Dataset rows describing interfaces:
+---+

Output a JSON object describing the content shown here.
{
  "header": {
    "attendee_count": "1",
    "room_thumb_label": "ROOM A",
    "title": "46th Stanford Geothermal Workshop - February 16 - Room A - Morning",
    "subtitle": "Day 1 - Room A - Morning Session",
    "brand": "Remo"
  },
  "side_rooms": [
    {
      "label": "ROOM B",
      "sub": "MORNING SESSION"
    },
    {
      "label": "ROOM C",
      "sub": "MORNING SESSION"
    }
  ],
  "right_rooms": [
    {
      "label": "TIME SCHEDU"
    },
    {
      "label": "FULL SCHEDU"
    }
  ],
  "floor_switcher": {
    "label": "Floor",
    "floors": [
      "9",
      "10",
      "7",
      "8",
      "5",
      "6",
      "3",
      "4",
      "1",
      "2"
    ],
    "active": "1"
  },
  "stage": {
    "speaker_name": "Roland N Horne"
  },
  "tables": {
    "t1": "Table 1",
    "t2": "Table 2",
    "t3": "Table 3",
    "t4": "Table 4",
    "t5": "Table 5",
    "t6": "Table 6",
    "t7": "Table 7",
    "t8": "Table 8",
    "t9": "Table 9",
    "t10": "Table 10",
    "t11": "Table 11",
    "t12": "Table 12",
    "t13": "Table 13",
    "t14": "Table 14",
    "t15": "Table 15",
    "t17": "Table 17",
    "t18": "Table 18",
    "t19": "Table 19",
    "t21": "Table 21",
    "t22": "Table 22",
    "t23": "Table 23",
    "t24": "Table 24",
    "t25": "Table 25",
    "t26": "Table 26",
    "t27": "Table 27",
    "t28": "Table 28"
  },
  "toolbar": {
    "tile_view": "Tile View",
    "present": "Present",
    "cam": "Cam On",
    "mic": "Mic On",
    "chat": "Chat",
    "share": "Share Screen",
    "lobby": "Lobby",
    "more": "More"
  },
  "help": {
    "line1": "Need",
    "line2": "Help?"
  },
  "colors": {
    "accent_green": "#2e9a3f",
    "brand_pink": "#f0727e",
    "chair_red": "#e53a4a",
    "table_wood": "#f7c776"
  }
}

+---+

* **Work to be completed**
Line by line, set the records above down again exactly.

* **Task solution**
Output a JSON object describing the content shown here.
{
  "header": {
    "attendee_count": "1",
    "room_thumb_label": "ROOM A",
    "title": "46th Stanford Geothermal Workshop - February 16 - Room A - Morning",
    "subtitle": "Day 1 - Room A - Morning Session",
    "brand": "Remo"
  },
  "side_rooms": [
    {
      "label": "ROOM B",
      "sub": "MORNING SESSION"
    },
    {
      "label": "ROOM C",
      "sub": "MORNING SESSION"
    }
  ],
  "right_rooms": [
    {
      "label": "TIME SCHEDU"
    },
    {
      "label": "FULL SCHEDU"
    }
  ],
  "floor_switcher": {
    "label": "Floor",
    "floors": [
      "9",
      "10",
      "7",
      "8",
      "5",
      "6",
      "3",
      "4",
      "1",
      "2"
    ],
    "active": "1"
  },
  "stage": {
    "speaker_name": "Roland N Horne"
  },
  "tables": {
    "t1": "Table 1",
    "t2": "Table 2",
    "t3": "Table 3",
    "t4": "Table 4",
    "t5": "Table 5",
    "t6": "Table 6",
    "t7": "Table 7",
    "t8": "Table 8",
    "t9": "Table 9",
    "t10": "Table 10",
    "t11": "Table 11",
    "t12": "Table 12",
    "t13": "Table 13",
    "t14": "Table 14",
    "t15": "Table 15",
    "t17": "Table 17",
    "t18": "Table 18",
    "t19": "Table 19",
    "t21": "Table 21",
    "t22": "Table 22",
    "t23": "Table 23",
    "t24": "Table 24",
    "t25": "Table 25",
    "t26": "Table 26",
    "t27": "Table 27",
    "t28": "Table 28"
  },
  "toolbar": {
    "tile_view": "Tile View",
    "present": "Present",
    "cam": "Cam On",
    "mic": "Mic On",
    "chat": "Chat",
    "share": "Share Screen",
    "lobby": "Lobby",
    "more": "More"
  },
  "help": {
    "line1": "Need",
    "line2": "Help?"
  },
  "colors": {
    "accent_green": "#2e9a3f",
    "brand_pink": "#f0727e",
    "chair_red": "#e53a4a",
    "table_wood": "#f7c776"
  }
}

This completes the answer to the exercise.